Please copy every line of the records below that holds the word "Devices".

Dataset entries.
Content starts

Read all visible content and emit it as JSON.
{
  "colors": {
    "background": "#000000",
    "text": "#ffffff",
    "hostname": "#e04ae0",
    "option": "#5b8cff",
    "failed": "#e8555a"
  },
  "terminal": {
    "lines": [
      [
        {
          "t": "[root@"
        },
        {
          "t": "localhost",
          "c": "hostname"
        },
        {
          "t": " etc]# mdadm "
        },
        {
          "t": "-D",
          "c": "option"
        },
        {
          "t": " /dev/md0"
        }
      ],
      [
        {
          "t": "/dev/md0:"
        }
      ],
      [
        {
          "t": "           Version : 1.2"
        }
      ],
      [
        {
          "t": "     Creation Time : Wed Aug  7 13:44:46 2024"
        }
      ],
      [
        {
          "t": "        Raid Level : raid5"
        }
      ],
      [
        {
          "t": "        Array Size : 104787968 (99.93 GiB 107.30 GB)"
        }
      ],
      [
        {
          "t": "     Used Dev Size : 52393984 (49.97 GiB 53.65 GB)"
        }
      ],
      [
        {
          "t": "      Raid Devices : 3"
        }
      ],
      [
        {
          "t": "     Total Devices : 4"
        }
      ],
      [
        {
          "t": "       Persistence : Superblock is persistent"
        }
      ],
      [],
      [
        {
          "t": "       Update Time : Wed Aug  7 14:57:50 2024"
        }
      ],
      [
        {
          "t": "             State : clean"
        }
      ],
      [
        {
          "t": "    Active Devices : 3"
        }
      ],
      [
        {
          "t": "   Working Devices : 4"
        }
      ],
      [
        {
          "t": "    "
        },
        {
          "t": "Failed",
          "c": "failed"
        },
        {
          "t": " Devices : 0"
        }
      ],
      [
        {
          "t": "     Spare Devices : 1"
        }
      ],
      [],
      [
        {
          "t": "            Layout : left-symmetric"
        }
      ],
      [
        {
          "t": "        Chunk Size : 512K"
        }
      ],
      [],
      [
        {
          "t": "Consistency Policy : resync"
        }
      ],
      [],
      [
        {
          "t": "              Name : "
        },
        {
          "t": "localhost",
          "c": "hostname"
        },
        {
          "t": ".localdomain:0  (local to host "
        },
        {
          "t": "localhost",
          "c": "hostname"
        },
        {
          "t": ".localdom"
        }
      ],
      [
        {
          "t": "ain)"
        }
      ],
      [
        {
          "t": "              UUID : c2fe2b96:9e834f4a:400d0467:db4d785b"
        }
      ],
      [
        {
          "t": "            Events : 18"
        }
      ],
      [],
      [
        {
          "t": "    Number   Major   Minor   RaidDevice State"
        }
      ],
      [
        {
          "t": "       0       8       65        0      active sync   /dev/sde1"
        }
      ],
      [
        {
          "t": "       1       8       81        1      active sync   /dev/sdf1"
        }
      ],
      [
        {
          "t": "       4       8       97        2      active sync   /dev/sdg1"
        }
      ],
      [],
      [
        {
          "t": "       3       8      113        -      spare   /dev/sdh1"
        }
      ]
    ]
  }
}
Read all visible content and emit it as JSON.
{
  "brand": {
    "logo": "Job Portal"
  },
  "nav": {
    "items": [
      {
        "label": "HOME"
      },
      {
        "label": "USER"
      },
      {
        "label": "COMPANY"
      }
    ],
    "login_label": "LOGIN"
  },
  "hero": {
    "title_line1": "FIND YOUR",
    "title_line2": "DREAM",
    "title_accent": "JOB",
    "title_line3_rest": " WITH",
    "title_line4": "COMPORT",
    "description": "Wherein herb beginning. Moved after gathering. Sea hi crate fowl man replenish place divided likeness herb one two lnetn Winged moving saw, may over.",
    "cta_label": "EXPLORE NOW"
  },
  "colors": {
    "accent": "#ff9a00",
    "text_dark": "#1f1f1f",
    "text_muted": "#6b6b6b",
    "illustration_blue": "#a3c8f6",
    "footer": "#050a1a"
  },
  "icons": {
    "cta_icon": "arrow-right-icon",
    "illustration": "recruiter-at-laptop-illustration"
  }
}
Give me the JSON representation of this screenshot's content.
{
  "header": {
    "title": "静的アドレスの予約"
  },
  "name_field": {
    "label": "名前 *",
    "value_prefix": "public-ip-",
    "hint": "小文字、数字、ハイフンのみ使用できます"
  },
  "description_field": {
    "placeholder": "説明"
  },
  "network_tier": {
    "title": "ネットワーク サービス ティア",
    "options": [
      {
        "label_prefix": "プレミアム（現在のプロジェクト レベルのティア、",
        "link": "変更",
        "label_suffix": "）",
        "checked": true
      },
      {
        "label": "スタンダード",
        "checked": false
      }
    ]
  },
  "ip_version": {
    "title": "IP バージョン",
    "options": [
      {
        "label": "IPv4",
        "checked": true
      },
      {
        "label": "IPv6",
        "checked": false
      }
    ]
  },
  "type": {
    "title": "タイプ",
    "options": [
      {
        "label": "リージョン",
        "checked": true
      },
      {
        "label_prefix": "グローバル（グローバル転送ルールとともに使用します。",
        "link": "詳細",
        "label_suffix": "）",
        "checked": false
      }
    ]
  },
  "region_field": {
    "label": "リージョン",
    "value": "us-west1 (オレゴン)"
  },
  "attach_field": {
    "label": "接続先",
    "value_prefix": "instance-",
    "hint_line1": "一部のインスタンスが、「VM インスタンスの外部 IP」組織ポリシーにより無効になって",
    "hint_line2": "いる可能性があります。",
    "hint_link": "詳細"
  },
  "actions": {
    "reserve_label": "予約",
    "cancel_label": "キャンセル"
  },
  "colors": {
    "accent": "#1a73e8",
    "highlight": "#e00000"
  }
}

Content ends

Reply.
          "t": "      Raid Devices : 3"
          "t": "     Total Devices : 4"
          "t": "    Active Devices : 3"
          "t": "   Working Devices : 4"
          "t": " Devices : 0"
          "t": "     Spare Devices : 1"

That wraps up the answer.